Input records:

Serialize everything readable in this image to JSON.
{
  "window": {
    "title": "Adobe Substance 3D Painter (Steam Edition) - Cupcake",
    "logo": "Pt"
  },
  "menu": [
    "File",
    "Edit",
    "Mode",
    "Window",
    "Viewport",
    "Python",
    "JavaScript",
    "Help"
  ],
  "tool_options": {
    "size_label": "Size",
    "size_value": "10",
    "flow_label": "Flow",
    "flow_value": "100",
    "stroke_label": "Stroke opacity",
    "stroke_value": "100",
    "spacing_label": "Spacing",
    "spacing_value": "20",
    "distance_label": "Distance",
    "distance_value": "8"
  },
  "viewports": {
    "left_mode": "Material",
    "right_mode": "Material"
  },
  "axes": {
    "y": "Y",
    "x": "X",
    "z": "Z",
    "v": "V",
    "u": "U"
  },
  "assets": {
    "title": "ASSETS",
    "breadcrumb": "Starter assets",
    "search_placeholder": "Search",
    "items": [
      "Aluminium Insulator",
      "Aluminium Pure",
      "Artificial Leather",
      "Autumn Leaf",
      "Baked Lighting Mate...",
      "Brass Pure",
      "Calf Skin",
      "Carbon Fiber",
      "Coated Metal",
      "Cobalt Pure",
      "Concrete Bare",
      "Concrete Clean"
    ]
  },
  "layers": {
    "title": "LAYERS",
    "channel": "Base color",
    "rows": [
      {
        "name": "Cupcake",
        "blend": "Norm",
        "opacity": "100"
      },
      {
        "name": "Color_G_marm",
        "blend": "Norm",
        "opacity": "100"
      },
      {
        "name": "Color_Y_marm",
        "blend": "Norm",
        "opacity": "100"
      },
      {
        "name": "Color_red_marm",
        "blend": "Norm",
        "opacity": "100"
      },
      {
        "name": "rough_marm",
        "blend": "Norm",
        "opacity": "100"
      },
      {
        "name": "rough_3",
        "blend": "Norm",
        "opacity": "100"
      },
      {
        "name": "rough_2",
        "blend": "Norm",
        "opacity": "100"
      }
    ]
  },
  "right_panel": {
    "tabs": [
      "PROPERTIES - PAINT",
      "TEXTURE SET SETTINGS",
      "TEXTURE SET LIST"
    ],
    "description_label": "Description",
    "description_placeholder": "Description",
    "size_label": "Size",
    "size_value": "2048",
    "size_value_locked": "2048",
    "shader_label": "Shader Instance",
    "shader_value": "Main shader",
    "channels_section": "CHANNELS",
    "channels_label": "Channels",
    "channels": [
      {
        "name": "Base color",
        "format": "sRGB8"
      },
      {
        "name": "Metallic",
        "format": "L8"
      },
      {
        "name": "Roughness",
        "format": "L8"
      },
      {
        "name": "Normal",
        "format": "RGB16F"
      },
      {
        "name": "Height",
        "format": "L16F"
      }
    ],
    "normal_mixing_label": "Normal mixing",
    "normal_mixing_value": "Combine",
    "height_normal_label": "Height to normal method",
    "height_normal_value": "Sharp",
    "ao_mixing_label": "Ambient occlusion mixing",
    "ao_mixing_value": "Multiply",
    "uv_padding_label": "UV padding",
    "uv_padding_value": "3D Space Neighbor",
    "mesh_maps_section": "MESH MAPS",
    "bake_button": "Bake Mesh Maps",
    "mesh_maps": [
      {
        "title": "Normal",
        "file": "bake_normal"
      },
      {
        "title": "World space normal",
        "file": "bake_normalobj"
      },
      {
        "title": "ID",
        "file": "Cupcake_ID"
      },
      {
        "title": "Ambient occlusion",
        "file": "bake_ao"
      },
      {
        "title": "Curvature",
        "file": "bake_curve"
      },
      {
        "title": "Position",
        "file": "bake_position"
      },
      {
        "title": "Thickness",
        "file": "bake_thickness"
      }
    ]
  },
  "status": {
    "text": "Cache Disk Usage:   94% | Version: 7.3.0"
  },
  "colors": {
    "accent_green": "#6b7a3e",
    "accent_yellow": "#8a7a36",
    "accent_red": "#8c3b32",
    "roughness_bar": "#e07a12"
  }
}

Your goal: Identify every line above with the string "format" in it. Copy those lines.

Reply to the task:
        "format": "sRGB8"
        "format": "L8"
        "format": "L8"
        "format": "RGB16F"
        "format": "L16F"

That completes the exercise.